Older generations have always loved pointing out how “kids have it so easy these days” and millennials, with their smartphones and safe spaces, have been a particularly popular target.
But when it comes to one of the most important purchases of a lifetime, young homebuyers have it significantly more difficult than their parents.
“I would like to get everything we want but that may not be realistic,” said Britney Prince.
She and her husband, Jerald, have been married for two years and have been renting a home in Dallas but hope to buy a home next year.
At the top of their wish list is a three-bedroom home with a yard somewhere in the Irving area to help ease the work commute for each of them.
“Location is key,” said Prince as she clicked through Redfin, Zillow, and other real estate websites. Finding a home that suits their needs requires her to check the sites often.
“A lot of these really nice homes are going within a few days," she said.

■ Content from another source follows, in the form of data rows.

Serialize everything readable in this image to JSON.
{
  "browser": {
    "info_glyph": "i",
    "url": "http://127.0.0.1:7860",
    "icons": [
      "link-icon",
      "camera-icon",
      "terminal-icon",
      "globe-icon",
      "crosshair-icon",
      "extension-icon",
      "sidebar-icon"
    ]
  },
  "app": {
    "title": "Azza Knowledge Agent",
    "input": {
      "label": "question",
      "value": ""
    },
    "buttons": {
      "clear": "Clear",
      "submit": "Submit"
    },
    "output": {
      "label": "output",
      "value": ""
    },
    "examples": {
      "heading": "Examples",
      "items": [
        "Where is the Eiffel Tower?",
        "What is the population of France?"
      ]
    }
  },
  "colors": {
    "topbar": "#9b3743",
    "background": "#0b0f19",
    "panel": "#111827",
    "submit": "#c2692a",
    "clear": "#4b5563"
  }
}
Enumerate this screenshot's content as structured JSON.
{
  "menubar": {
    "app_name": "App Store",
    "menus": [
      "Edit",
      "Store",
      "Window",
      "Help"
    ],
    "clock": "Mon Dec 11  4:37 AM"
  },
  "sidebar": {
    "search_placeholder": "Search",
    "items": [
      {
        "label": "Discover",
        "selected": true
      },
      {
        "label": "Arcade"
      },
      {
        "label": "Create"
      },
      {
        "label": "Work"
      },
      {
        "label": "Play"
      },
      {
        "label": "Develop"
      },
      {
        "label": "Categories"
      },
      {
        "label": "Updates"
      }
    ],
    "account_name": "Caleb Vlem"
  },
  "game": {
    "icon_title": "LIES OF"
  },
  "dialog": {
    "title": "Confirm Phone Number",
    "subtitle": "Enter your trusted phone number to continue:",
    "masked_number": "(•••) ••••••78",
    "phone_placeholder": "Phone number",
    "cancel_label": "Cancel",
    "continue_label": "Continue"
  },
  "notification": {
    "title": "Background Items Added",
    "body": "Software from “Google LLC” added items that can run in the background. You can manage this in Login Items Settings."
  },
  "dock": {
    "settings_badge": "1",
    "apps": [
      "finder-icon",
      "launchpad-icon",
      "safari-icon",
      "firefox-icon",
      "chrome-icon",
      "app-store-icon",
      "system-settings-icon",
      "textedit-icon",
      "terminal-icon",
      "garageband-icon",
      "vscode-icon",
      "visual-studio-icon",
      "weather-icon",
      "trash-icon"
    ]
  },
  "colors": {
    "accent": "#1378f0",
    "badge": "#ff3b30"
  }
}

The market in North Texas is hot, meaning homes do not stay on the market long and the costs of home ownership are only going up.
For millennials, the cost of a home and the costs they've already incurred in their short lifetimes make homeownership nearly impossible for some.
“We, like a lot of millennials, have student debt,” Prince said.
The rising costs of college added to inflation and stagnant wage growth puts college grads in a hole that cripples the all-important credit rating necessary to secure a home loan. Holly Signorelli is a CPA and author who has seen the deck stacked against young, prospective home buyers.
“A lot of people are still paying off student loan debt into their late 30s and that really crushes your credit,” Signorelli said.
A low credit score makes it difficult to secure a good interest rate and student loan debt cuts into the ability to save money for a down payment. Data from the National Association of Realtors shows the average age of first-time homebuyers was between 21-35 in the year 1981. Today, the average age is 44. Census data also shows the median home price in the United States has ballooned from around $70,000 to more than $210,000 over the same amount of time.
“The biggest challenge has been saving for a down payment,” said Jerald Prince.
Signorelli's advice is you should have at least three times the amount of your down payment in your savings, but a big down payment is not necessary.
“You do not have to put a lot of money down on a house,” she said.
While a larger down payment could help lower a monthly mortgage payment and avoid the need for mortgage insurance, Holly recommends devoting the time and money towards paying down any student loan debt or other debt not attached to an asset.
She also suggests young people use the 30% figure as a way of determining how much they should pay for a home.
“Make sure the complete payment for your mortgage is less than 30 percent of your income," Signorelli said.